What is needed:
In the records below, some lines contain the word "SayItDon". Copy each of them.

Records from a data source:
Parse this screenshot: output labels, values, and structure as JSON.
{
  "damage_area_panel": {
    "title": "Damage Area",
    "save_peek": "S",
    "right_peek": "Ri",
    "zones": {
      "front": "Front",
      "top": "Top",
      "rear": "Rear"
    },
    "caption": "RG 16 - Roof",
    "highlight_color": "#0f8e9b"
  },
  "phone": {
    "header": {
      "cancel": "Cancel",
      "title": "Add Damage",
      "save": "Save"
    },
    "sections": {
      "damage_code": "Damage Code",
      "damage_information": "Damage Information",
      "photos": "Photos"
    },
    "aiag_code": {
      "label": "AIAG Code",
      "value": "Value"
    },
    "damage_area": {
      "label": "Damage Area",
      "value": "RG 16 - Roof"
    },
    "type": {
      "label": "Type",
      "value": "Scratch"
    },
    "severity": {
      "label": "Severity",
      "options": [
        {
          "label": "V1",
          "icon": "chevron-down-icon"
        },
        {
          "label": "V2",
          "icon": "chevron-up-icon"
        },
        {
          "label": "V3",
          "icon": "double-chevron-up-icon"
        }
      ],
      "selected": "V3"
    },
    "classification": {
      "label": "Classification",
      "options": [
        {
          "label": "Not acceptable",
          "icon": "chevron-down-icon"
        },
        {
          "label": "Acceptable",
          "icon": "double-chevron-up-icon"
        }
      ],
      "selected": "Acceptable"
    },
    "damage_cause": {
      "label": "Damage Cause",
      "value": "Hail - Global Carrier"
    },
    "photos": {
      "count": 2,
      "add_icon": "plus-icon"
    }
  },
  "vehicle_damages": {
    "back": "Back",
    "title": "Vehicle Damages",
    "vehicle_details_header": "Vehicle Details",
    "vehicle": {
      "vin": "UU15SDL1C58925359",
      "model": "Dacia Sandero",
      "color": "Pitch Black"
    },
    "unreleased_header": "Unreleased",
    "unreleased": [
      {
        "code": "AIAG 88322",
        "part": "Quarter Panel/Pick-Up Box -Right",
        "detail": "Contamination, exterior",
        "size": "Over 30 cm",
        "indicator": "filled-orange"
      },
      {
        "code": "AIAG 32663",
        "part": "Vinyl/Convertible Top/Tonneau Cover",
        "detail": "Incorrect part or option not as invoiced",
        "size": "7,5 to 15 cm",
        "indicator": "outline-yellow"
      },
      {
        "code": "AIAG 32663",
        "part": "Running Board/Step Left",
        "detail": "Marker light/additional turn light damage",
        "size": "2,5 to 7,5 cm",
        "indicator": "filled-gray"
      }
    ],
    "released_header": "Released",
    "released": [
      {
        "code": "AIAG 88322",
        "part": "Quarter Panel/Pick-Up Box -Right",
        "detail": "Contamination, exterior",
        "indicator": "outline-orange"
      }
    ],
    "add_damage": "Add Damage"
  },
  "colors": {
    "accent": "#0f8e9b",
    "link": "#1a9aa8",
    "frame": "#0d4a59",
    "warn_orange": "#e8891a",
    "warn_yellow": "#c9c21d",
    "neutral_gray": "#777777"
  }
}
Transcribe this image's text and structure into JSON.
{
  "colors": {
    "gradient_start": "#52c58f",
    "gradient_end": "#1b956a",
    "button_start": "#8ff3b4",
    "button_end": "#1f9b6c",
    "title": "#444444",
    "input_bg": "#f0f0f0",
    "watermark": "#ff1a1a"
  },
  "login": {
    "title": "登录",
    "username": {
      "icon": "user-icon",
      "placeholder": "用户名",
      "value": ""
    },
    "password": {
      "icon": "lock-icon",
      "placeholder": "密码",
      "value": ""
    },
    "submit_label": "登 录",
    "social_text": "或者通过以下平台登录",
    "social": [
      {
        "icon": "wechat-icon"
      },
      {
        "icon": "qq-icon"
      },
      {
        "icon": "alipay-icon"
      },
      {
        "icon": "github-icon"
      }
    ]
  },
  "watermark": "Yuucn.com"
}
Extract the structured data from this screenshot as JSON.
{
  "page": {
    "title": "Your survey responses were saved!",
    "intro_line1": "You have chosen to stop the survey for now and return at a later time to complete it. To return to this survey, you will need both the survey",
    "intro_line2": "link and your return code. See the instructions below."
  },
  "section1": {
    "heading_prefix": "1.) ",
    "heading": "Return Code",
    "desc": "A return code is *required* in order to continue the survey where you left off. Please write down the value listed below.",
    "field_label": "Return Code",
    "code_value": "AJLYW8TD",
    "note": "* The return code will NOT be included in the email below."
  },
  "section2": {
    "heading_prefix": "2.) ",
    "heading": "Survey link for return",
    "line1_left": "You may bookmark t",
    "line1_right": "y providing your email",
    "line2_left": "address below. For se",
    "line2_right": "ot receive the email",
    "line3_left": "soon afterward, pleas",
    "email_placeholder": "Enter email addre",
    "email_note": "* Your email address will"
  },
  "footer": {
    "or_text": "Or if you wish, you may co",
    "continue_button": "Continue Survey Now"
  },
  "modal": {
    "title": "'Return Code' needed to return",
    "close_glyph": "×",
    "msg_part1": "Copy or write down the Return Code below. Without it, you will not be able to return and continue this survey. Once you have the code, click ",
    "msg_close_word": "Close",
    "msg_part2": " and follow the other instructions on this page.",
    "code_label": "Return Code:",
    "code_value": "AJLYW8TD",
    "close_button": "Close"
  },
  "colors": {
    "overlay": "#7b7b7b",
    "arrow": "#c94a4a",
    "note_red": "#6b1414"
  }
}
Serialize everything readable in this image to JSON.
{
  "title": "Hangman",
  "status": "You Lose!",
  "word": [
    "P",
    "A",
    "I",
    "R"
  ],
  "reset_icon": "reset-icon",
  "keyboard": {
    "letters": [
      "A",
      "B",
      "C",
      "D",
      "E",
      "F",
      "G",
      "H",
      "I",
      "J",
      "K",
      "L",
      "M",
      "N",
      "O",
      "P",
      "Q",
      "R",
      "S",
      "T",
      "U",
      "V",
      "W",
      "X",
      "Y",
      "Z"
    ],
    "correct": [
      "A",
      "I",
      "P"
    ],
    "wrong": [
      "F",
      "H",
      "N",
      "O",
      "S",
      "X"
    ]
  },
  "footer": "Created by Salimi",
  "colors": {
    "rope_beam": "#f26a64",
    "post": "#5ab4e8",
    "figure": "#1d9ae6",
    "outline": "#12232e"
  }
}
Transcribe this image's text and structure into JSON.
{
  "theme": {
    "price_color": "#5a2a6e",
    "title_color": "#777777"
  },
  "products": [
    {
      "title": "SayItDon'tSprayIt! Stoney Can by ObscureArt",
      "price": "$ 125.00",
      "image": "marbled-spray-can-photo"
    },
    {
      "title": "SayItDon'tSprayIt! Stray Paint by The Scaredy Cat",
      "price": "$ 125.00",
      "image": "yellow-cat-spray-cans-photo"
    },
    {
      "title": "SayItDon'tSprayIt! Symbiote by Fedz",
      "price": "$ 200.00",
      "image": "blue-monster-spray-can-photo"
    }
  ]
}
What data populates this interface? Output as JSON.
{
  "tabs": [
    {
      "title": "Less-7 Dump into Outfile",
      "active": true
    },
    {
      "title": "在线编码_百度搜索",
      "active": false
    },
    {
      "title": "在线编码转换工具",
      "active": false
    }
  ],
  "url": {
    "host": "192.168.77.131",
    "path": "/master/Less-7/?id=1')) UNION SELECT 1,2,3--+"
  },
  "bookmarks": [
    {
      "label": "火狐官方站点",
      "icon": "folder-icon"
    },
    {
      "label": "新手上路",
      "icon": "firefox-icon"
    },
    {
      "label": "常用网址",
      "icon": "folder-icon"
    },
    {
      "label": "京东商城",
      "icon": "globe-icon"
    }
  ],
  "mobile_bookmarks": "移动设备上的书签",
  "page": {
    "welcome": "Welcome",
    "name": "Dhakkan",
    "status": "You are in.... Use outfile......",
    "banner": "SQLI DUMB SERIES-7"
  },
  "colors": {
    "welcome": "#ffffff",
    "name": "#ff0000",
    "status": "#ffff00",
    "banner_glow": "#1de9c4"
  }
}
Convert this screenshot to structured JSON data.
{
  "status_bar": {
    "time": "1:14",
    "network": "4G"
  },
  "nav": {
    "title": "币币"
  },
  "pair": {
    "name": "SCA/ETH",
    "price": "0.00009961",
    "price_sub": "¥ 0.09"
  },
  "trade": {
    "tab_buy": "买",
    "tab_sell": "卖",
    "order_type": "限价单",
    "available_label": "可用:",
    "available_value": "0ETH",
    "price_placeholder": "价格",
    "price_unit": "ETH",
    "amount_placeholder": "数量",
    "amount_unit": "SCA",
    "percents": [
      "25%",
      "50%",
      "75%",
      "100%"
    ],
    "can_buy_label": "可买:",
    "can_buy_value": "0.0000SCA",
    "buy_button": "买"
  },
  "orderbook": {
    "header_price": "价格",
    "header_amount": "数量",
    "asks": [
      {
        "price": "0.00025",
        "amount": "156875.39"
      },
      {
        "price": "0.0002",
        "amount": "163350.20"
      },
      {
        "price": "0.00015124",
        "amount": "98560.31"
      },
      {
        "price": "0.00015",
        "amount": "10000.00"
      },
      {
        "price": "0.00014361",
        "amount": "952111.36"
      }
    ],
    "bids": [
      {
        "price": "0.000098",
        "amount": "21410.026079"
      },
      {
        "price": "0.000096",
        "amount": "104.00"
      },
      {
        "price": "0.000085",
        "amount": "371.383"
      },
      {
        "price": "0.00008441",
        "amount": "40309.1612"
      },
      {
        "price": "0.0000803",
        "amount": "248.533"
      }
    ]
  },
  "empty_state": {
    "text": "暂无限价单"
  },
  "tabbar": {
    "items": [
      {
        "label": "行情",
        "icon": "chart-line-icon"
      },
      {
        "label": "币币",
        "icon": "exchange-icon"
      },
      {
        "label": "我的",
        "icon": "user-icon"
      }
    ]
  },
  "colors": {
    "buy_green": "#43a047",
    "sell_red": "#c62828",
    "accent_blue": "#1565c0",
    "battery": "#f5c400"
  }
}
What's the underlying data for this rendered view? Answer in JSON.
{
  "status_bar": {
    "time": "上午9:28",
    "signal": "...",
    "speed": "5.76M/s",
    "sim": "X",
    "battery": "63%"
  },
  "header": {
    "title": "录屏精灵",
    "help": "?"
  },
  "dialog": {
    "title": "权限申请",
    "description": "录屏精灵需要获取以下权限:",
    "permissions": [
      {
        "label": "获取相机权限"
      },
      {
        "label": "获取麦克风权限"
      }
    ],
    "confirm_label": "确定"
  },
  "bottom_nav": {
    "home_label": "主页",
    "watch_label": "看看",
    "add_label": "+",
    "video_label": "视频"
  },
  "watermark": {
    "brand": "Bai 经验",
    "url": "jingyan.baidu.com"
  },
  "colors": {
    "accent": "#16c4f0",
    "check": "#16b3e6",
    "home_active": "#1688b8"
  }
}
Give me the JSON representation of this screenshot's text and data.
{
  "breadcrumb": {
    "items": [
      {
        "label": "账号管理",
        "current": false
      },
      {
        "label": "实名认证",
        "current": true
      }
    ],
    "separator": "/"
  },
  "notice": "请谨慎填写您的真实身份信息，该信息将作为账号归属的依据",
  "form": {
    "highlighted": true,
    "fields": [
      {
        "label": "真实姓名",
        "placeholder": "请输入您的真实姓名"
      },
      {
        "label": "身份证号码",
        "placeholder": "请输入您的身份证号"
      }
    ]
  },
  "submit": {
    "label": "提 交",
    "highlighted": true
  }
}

The completed task:
      "title": "SayItDon'tSprayIt! Stoney Can by ObscureArt",
      "title": "SayItDon'tSprayIt! Stray Paint by The Scaredy Cat",
      "title": "SayItDon'tSprayIt! Symbiote by Fedz",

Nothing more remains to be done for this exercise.